“It marks a turning point from the debate on the economic systems needed for low carbon growth to the implementation of policies and pricing mechanisms to deliver jobs, clean growth, and prosperity,” said World Bank President Jim Yong Kim. German Chancellor Angela Merkel agreed:
“Low-carbon technologies are an element in the fight against worldwide climate change. With a price for carbon and a global carbon market, we promote investment in these climate-friendly technologies.”
Participating groups in carbon pricing include about 40 nations and 23 cities, states, and regions. The European Union is continuing to refine its mutual emissions trading, and China will launch its own national market next year.
Positive signs from non-meeting sources on Day 1:
- 122 INDCs representing 150 Parties1 had been communicated to the UNFCCC secretariat as of October 19.
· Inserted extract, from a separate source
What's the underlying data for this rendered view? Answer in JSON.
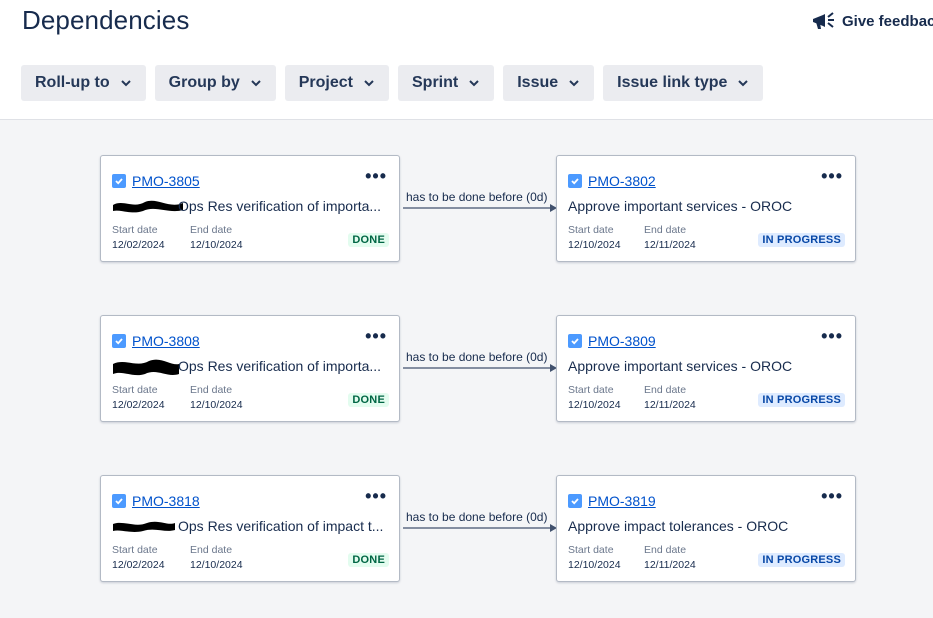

- Lunchtime climate pledge events on Parties’ INDCs have begun today with presentations of new climate pledges from Iceland, Brazil, Israel, and Granada. They conclude on Friday with statements by Colombia, Indonesia, the Republic of Korea, and Thailand
- Preparations have begun for the next meeting of the Green Climate Fund Board.
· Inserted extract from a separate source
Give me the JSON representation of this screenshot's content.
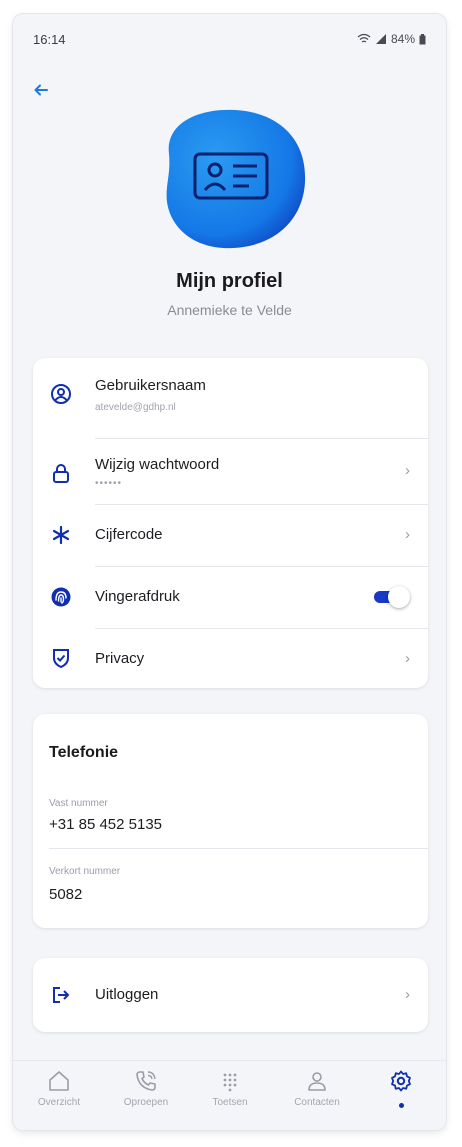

- President Obama announced new commitments from 81 US companies joining the American Business Act on Climate Pledge. The companies have operations in all 50 states, employ over 9 million people, represent more than $3 trillion in annual revenue, and have a combined market capitalization of over $5 trillion.
- France began an unprecedented diplomatic drive for a major climate change deal, including all of its ambassadors, embassies, and consulates around the globe.
- In Milan, US Secretary of State John Kerry noted the years-long drought in Syria and broader global challenges of hunger and overpopulation.
- The six-monthly National Surveys on Energy and the Environment found that at least 70% of Americans now believe that global warming during the last 40 years is real and supported by solid evidence.
- The same poll shows the lowest recent percentage of Americans who doubt climate change.
- A majority of Republicans support the evidence behind global warming for the first time since 2008, before the ill-fated Copenhagen conference.